"Music is what erases all the seams."
Jodie Foster, from her masterclass on Masterclass.com
The seams Jodie Foster talks about are the transitions between scenes and camera shots in film-making. Interesting that she believes music has the power to smooth over those edges and seams. Why is that?
Music is this intangible thing, hanging in the air like a thread, flowing into the labyrinth of our ears, tugging at our minds, our emotions, and our memories. We so often attach it to visual things, hearing color, shapes, landscapes, and textures. We even describe music with visual cues, don't we? Rough, smooth, shiny, dull, spacious, tight, sunny, dark.
But consider, too, while imagining those visuals, how music functions in time and space. It ties one moment to the next moment and binds them with that thread of sound. It maps the immediate moments through melody. Melodies give structure to time. And music maps the immediate moments into rhythmic chunks. We feel excited and invigorated by fast dance music or we feel time slowing down by trance music. If the rhythms are in regular repeating patterns, we can somehow rest in it, understanding after a few times around, what is happening and then can be carried away by other things– the melody, the rhythm itself, the textures in the music. For me, this is why Irish music is intriguing and why I keep coming back for more. There is always something more to be experienced in that embedded rhythm and those seemingly simple melodies. They transport us through repetition to somewhere else, almost creating a third entity, a flow in the room into which I, as a player or as a listener, simply dip my toe.

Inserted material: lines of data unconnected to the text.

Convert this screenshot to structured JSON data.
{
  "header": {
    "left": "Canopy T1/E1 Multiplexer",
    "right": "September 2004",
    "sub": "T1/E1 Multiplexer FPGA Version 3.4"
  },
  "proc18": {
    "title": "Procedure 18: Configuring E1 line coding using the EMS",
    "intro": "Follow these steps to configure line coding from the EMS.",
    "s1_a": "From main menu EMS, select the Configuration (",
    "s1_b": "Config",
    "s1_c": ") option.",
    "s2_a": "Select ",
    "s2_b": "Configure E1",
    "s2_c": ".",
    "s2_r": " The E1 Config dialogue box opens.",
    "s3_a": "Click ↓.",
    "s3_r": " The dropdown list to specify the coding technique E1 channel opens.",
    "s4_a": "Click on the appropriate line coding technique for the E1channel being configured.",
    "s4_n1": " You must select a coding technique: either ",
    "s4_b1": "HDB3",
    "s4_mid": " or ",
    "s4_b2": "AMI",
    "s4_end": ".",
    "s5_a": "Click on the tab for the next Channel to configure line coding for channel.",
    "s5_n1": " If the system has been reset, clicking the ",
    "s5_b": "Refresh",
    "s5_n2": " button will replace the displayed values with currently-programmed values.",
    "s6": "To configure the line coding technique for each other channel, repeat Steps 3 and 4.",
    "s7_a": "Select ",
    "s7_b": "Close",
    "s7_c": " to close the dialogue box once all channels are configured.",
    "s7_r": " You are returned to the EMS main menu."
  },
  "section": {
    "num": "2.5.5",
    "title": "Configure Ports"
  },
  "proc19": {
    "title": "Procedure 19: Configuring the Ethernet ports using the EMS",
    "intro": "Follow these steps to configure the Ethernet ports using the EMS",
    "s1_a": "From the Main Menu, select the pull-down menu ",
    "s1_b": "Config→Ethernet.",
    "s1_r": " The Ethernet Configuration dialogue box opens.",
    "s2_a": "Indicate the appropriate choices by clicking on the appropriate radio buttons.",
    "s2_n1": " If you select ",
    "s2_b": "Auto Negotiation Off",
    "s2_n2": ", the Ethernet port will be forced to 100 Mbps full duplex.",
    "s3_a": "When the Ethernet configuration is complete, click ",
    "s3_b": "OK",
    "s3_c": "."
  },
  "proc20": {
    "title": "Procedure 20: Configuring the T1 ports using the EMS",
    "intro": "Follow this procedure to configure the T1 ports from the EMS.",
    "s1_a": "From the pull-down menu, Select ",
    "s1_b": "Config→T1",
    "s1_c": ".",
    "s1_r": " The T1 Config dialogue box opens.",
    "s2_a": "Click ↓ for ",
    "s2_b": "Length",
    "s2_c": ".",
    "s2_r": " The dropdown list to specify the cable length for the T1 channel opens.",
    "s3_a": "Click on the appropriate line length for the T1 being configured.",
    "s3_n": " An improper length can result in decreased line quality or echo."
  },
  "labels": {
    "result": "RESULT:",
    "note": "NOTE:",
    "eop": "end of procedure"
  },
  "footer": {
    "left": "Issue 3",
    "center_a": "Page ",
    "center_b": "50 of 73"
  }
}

This flow or sound momentum is what binds, connects, and smooths over the edges, I think. Music carries us over, carries us through, carries us somewhere new or returns us to somewhere familiar.